“There should be due process.”
By DEE AYROSO
MANILA – The Carillon bells of the University of the Philippines in Diliman, Quezon City rang out loud in the evening of Sept. 23, to sound off protest against the extrajudicial killings of activists and drug suspects.
The campaign dubbed “Kalembang kontra bang-bang,” gathered groups that highlighted the continued impunity in human rights violations from martial law era to the present, with hapless victims still being killed without due process. The campaign is set to “ring bells” in other schools and churches to raise awareness on the killings and alternative solutions to the drug problem.
The groups emphasized the need to address poverty and the people’s basic needs, which they said is the only fundamental solution to turn people away from drug abuse and trafficking. They also supported the upcoming discussion for a draft Comprehensive Agreement for Social and Economic Reforms (Caser) in the peace talks between government and the National Democratic Front of the Philippines (NDFP).
Among those who spoke at the program were families of slain activists, who empathized with families of drug suspects killed in police operations, or by vigilante groups.
“Sana me proseso. Nahuli nila nang buhay ang kapatid ko, sana ikinulong, inihabla (There should be due process.

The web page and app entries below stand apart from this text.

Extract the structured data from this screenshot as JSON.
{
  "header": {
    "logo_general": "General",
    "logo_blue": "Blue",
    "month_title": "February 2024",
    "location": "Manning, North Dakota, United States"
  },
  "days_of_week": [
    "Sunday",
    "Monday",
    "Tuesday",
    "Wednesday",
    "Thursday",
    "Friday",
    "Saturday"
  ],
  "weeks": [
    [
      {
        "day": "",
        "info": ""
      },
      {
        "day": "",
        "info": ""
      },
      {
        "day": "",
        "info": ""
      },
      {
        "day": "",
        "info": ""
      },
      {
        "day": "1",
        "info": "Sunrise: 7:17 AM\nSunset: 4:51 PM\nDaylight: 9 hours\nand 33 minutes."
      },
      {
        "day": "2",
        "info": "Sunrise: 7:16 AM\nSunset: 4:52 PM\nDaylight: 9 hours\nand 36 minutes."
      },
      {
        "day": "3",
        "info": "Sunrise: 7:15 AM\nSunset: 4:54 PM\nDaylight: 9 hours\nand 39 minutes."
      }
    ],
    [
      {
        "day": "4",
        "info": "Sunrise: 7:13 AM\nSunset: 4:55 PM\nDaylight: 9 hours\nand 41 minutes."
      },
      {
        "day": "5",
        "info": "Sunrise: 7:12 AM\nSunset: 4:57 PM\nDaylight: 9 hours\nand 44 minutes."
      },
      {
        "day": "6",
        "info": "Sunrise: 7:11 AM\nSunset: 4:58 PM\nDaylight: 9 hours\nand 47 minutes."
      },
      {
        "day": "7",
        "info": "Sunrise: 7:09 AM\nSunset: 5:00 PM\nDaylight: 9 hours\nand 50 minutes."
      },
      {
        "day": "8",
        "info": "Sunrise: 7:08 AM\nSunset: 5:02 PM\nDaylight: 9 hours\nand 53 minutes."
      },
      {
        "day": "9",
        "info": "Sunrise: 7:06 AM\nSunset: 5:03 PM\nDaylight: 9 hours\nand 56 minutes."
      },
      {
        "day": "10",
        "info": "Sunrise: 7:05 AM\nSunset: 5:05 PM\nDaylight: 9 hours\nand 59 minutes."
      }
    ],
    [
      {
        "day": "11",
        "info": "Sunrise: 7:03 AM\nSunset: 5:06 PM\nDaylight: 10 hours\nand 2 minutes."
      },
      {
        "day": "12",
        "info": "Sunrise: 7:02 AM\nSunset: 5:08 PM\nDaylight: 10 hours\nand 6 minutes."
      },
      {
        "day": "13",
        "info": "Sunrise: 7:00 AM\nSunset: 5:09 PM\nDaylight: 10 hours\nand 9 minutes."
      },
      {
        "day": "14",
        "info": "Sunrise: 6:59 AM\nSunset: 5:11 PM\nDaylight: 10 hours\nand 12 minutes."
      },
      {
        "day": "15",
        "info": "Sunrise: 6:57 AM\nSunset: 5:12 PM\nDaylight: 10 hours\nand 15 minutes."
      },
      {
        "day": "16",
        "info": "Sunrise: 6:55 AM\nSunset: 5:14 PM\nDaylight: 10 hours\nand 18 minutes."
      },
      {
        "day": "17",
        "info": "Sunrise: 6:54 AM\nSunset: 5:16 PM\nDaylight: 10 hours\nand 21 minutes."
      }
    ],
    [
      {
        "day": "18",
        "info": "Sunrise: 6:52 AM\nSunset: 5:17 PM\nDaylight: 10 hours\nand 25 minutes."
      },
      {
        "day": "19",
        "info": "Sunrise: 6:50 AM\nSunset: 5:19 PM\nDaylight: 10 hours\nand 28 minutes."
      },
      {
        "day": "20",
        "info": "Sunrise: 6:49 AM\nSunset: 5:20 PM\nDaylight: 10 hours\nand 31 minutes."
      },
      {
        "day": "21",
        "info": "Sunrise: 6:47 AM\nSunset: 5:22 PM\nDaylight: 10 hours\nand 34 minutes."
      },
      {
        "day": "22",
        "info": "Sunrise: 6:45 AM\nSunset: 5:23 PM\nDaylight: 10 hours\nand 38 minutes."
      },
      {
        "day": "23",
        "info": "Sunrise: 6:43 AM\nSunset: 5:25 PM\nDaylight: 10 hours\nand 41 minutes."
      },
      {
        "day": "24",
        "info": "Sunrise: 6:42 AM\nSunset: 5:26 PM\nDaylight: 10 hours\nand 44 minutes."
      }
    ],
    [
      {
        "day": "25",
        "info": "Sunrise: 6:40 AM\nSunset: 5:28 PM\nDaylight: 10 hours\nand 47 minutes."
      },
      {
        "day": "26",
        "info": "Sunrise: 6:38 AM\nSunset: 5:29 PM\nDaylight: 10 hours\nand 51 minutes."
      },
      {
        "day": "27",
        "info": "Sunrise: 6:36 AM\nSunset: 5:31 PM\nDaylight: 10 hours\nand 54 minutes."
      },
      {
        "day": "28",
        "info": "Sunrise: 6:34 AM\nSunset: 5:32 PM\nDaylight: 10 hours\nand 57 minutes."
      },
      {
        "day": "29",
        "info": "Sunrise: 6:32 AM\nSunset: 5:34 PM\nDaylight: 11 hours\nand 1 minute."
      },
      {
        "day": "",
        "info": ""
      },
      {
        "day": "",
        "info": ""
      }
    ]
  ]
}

They captured my sister alive, they should have detained and charged her),” said Jang Monte of Gabriela Women’s Party-list, whose sister Recca Noelle Monte was a New People’s Army (NPA) member who was killed hors de combat in military operations in Lacub, Abra in September 2014.
“The cries for justice, the questions why their kin were killed…we share the sentiments of the families of those who were killed without due process,” Monte said.
The Philippine National Police has reported some 3,000 cases of “deaths under investigation,” which include killings by suspected vigilante groups, and suspects who “fought back” during police operations.
“We hope that Duterte will listen to growing calls to stop the killings,” said Marie Hilao-Enriquez, chairperson of Karapatan and Selda, and a martial law activist. She recalled the death in the hands of soldiers of her sister Liliosa Hilao, who was tortured and killed in detention in Camp Crame.
“The LGBT sector will not be spared, as vulnerable, marginalized sector, we are also target of violence and killings,” said Aaron Bonnette, spokesperson of the LGBT Bahaghari, citing brutal hate crimes, including the killing of transgenders like Jennifer Laude.
“There is a need for a united movement…to defend our lives and rights and secure our communities,” he said.